Issue Two of Fire Australia for 2018 includes a look at two checklists that are helping emergency management teams when there's a breakdown in communication, the findings on community preparedness after three catastrophic bushfires swept across NSW in early 2017, four utilisation case studies that are helping agencies and incident management tools to enhance communication and capability
Issue One of Fire Australia for 2018 includes a recap of the International Day for Disaster Reduction, investigates what catastrophic flooding could look like in Sydney, asks if your coastal community can cope with rising sea levels, highlights our research in incident management development and looks at predicting blow up bushfires.
Issue Four 2017 of Fire Australia includes research on including animals in emergency planning, details from AFAC17, new priorities in natural hazards research, and a Black Saturday case study to develop guidelines for improved community messaging in bushfires.

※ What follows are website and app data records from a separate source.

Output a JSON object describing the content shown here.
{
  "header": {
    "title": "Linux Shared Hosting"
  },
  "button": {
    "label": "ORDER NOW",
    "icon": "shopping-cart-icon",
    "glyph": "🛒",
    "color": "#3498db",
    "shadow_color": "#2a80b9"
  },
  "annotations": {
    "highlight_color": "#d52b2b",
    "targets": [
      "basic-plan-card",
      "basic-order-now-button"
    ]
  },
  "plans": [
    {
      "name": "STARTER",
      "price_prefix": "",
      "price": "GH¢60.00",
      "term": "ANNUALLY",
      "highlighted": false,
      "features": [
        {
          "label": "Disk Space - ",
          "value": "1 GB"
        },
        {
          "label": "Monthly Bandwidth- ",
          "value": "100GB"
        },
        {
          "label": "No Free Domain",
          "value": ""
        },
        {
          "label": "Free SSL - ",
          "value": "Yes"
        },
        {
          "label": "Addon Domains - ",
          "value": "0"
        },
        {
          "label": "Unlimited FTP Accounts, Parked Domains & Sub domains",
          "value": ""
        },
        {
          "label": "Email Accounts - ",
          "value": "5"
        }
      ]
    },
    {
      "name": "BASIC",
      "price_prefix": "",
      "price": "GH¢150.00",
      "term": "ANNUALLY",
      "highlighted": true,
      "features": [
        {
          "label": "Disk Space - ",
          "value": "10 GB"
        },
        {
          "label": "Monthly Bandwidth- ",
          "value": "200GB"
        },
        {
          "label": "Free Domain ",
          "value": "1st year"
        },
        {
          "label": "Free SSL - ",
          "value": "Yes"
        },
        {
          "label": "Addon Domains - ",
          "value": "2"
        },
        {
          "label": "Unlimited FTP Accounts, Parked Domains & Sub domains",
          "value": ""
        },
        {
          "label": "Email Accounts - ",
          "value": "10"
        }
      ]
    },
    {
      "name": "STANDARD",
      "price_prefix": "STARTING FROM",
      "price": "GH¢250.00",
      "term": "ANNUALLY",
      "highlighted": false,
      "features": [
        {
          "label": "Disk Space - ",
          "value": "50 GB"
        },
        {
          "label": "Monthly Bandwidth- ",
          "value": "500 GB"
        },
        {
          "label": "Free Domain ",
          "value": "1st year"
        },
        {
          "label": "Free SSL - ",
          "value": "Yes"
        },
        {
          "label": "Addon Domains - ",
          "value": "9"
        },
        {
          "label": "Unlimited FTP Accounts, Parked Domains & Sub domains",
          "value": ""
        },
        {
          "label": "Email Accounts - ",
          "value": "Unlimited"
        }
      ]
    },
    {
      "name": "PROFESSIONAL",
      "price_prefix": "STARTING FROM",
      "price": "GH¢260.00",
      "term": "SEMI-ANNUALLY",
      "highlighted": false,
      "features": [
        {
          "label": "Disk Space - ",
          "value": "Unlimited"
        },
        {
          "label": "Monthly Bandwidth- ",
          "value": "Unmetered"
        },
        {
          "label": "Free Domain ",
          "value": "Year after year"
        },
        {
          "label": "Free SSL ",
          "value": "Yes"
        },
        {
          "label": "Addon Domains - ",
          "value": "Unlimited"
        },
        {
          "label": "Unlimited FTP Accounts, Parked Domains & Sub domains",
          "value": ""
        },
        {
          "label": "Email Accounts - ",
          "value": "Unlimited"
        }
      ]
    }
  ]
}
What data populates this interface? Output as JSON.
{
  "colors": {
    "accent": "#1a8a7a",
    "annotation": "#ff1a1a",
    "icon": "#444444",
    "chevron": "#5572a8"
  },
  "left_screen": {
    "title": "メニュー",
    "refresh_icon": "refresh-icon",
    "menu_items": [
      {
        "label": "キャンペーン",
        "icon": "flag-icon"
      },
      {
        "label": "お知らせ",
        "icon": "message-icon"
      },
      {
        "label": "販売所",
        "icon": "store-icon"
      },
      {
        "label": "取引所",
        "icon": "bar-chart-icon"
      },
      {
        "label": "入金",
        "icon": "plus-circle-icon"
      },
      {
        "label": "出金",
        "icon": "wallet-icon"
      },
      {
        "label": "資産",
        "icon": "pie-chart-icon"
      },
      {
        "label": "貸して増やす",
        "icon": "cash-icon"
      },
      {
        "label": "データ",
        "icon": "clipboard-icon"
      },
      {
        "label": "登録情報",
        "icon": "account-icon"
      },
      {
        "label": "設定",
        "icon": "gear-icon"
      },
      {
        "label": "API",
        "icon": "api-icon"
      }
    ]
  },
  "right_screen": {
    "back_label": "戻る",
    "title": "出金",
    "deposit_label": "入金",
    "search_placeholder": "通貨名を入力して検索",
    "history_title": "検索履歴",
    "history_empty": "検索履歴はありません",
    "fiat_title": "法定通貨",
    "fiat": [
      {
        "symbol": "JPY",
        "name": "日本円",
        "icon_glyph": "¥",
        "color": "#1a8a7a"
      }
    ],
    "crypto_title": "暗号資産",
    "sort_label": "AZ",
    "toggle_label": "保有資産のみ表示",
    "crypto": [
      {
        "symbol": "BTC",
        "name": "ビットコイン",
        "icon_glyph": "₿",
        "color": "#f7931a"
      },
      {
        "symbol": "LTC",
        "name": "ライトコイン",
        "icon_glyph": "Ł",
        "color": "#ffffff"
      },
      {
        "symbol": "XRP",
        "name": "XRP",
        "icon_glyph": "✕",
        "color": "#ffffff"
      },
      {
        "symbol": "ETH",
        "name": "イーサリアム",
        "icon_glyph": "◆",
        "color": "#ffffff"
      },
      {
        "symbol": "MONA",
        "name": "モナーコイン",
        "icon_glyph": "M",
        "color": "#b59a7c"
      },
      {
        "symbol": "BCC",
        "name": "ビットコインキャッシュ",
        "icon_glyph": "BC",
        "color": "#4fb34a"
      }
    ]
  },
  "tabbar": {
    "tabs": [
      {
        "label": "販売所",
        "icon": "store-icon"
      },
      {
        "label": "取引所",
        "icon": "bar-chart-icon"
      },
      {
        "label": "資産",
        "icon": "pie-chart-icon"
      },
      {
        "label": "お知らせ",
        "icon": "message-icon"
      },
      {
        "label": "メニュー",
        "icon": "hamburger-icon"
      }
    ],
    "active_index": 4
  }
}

Issue Three of Fire Australia for 2017 features new prediction software for predictions of bushfire spread, how NSW's geography curriculum allows students to become agents of change for community resilience, suggestions for reducing the risks involved in prescribed burning, research on the impacts of severe wind during Cyclone Debbie, and new natural hazards science at the Bushfire and Natural Hazards CRC.
Issue Two of Fire Australia for 2017 features information about a weather phenomena called a mountain wave that produces severe fire behaviour, an analysis of flood fatalities in Australia, what we can learn about disaster preparation from Indonesia, and leadership for our emergency service volunteers.
Issue One of Fire Australia for 2017 features firestorms, disaster resilience, fire preparation in Bangladesh and the International Day for Disaster Reduction.
PhD progress, human factors and decision-making capabilities, asbestos risk and the role of pharmacies in disasters are showcased in the Spring 2016 edition of Fire Australia magazine.
The Winter 2016 edition of Fire Australia magazine highlights important research including reducing hazard impacts with smarter spending, fire modelling and wind behaviour as well as the rewarding experience of PhD student placements in the sector.
Mitigating disasters: how damage from floods, fires and storms can be prevented through careful planning and investment; a new approach to flood forecasting using remote sensing data; and case studies from the CRC are highlighting paths to integrate bushfire science into government policy and planning.
Developing a smartphone app to measure fuels for bushfire, 2015's International Day for Disaster Reduction, a case study on the Be Ready Warrandyte initiative and a look at what could happen if Adelaide was hit by a large earthquake.